Depending on where you're going out to eat, it's almost always cheaper to just make food at home for yourself instead. Sofi reports that cooking at home is almost always more affordable than going out to eat depending on the types of groceries you're getting versus where you're going out to eat.
Plus there's the added benefit of knowing exactly what's going into your food: you pick the proteins, the carbs, the veggies. You pick the brands that you like, the sauces, the butter (if you're using that) everything. If you have food allergies, then you're probably no stranger to preparing your own meals too.

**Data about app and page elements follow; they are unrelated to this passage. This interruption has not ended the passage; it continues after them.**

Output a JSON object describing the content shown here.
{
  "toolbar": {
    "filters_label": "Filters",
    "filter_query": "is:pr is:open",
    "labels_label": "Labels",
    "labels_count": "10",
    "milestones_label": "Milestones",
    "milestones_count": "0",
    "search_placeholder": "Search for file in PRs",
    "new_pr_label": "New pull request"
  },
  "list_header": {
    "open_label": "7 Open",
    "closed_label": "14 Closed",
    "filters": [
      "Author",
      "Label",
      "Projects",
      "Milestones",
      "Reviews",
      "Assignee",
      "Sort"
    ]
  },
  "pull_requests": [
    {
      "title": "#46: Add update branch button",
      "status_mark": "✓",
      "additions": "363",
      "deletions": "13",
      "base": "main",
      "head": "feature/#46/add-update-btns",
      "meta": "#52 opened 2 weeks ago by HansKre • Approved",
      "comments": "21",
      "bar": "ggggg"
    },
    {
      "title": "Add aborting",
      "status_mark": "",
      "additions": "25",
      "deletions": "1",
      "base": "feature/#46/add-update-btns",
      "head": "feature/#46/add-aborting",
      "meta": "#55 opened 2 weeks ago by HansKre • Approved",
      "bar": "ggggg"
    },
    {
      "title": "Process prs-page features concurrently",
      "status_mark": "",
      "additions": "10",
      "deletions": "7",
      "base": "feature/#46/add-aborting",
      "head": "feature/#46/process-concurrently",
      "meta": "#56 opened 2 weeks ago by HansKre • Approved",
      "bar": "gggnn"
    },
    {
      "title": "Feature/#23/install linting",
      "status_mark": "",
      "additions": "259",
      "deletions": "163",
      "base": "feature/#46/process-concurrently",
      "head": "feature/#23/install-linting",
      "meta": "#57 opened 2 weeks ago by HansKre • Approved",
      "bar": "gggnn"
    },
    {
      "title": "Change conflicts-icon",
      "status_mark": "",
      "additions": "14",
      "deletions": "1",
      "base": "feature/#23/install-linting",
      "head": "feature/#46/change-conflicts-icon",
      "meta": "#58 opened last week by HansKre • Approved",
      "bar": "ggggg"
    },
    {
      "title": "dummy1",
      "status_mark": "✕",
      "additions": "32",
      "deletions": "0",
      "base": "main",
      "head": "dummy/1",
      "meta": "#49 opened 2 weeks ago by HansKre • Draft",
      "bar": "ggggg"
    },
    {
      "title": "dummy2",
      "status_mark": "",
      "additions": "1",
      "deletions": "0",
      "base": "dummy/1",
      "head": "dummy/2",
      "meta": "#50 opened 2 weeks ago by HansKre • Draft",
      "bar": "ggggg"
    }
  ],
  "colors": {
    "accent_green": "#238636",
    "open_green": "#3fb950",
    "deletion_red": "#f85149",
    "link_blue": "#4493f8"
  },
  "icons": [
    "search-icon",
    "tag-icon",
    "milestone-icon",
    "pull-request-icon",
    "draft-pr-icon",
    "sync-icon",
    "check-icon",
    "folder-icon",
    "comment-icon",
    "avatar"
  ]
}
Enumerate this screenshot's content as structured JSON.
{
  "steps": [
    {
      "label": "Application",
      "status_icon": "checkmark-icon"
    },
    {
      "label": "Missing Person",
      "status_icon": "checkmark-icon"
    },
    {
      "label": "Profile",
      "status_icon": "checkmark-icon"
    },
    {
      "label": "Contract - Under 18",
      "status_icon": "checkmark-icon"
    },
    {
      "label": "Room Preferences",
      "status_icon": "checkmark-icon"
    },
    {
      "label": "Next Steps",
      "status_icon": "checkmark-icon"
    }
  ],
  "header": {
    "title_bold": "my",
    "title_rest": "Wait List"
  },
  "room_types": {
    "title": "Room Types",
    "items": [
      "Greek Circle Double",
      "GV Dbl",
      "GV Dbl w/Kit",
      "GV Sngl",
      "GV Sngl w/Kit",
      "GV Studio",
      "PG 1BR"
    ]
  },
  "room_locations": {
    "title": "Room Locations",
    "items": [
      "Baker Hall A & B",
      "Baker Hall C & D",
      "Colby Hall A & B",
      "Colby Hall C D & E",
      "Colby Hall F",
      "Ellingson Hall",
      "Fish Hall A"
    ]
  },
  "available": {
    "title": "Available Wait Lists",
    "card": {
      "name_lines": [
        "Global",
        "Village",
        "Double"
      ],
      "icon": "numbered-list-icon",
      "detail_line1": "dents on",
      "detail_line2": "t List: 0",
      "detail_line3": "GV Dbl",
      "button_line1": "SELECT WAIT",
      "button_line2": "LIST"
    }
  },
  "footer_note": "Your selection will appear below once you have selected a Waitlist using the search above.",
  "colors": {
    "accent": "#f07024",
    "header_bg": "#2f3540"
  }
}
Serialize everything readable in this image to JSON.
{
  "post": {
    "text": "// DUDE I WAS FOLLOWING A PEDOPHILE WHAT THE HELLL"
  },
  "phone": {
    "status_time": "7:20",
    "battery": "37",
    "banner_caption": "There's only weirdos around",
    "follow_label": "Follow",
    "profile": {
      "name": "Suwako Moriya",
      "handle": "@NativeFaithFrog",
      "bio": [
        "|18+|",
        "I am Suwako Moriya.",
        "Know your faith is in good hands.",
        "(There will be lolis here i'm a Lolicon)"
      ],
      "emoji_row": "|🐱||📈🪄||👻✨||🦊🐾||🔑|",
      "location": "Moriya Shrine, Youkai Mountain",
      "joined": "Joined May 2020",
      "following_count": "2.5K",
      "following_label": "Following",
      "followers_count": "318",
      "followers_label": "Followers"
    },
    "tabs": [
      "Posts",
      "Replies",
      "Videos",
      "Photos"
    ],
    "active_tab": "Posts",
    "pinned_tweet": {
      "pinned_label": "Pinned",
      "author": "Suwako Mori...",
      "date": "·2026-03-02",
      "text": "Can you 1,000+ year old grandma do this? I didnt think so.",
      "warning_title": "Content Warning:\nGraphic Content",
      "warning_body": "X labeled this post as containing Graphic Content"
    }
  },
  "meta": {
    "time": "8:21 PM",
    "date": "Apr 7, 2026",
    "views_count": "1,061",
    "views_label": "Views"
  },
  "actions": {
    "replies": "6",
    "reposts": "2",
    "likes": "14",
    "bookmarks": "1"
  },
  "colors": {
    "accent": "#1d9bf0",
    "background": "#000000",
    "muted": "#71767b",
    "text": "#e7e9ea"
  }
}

However, there are some sources online that contend there are instances where getting someone else to make your food could be cheaper, especially if you're fine with continually eating fast food fare from a local place that's running a special on particular items you can nab for a bargain. And while this notion has been challenged, there's now an anecdotal situation from a TikToker that might support the theory eating, in some cases, could be better for your wallet.
TikToker @daniellewal2468 posted a now-viral clip of her in her car where she shows off a bag of groceries. A text overlay in the video reads: "I went to Publix to get food to make my BF a chicken sandwich and it was $36??? We should've just gone to Chipotle lol"
Americans, on average, waste 30-40% of food annually, or about $161 Billion worth of products. It's important to note that this is a general number and doesn't necessarily account for food thrown out by customers who have already purchased it.
To that end, however, some 80% of Americans end up discarding otherwise fine-to-eat food after they've purchased it. While it can be argued that the TikToker in question certainly ended up buying more food than she would've gotten at Chipotle for $36, it could be that like many of us, the next time she plans on making a meal that necessitates any of the items she just purchased, they'd have either spoiled or the quantities aren't enough, which will require yet another trip to the supermarket.
That, itself takes time out of one's day, not to mention the time it takes to prepare the meal, too.
If you've got a hankering for a fried chicken sandwich, however, there are some folks online who've done a lot of legwork, recipes included, on how to make it for much cheaper than the $36 @daniellewal2468 spent to make them.
Good Cheap Eats published a recipe for a chicken sandwich that they estimate comes out to about $1.60 a sandwich when followed accordingly. Adjusting for inflation and local grocery store prices, along with whatever additional accouterments you'd like to add to your sandwiches, and that price will probably go up.
This frugal-living blog for college students states that taking this "meal prepping" approach to cooking food in large batches, then tossed in a fridge to be reheated/enjoy at a later time, also significantly cuts down the amount of money a made-at-home meal costs as opposed to a made-to-order one.
TikTokers who saw @danielleawal2468's post had a variety of different reactions to her claims. Some took her post as an affront to Publix, while others acquiesced that the chain has been known to have some pretty high prices depending on the items one's purchasing. Others suggested that she just purchase the grocery store chain's ready-made sandwiches.
And then others said while the store is pricier than other grocery options, that the "atmosphere and customer service and food is top tier."
Then there were those who said that she's probably just not shopping correctly if she's spending that much money to make a chicken sandwich, Publix visit or not.
What do you think? Is it cheaper sometimes to eat out than make food for yourself at home? Would you rather prepare your own meals or go out to eat them instead?